Scanning the entries below, copy every line that contains the word "recipient".

─── Available data

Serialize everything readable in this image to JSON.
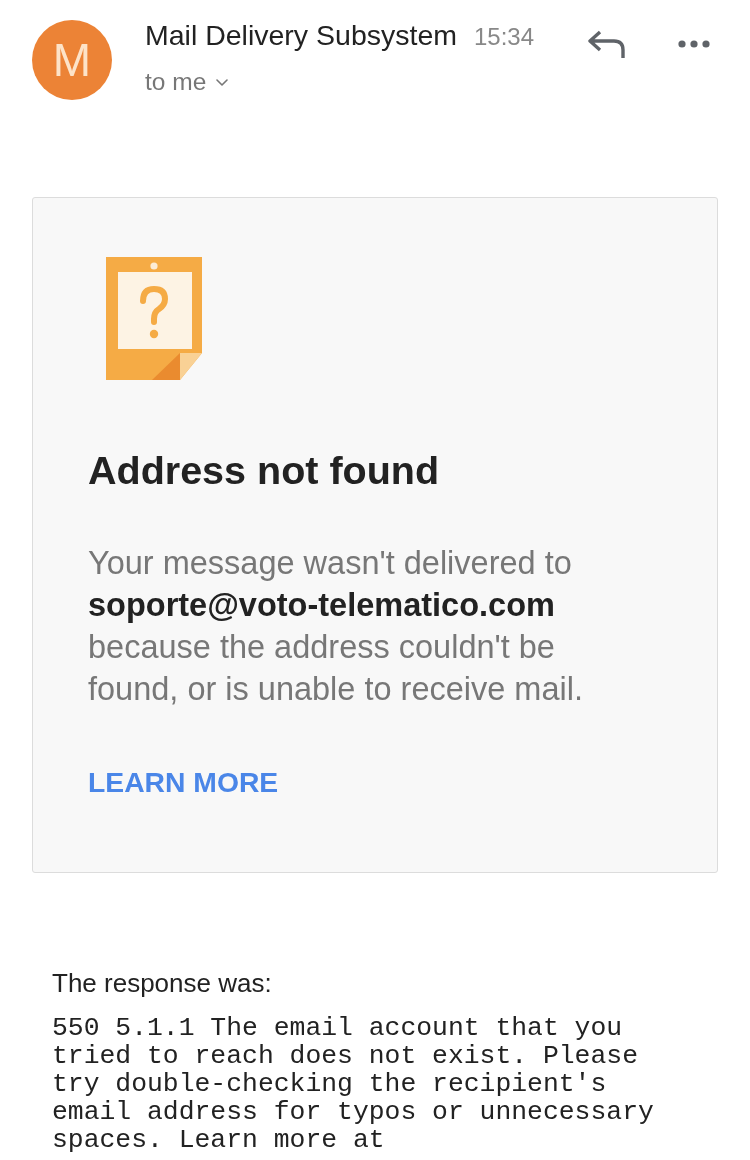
{
  "message": {
    "avatar_letter": "M",
    "sender": "Mail Delivery Subsystem",
    "time": "15:34",
    "recipient": "to me"
  },
  "card": {
    "title": "Address not found",
    "body": "Your message wasn't delivered to **soporte@voto-telematico.com** because the address couldn't be found, or is unable to receive mail.",
    "link": "LEARN MORE"
  },
  "response": {
    "label": "The response was:",
    "text": "550 5.1.1 The email account that you tried to reach does not exist. Please try double-checking the recipient's email address for typos or unnecessary spaces. Learn more at"
  }
}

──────

→ Answer box:
    "recipient": "to me"
    "text": "550 5.1.1 The email account that you tried to reach does not exist. Please try double-checking the recipient's email address for typos or unnecessary spaces. Learn more at"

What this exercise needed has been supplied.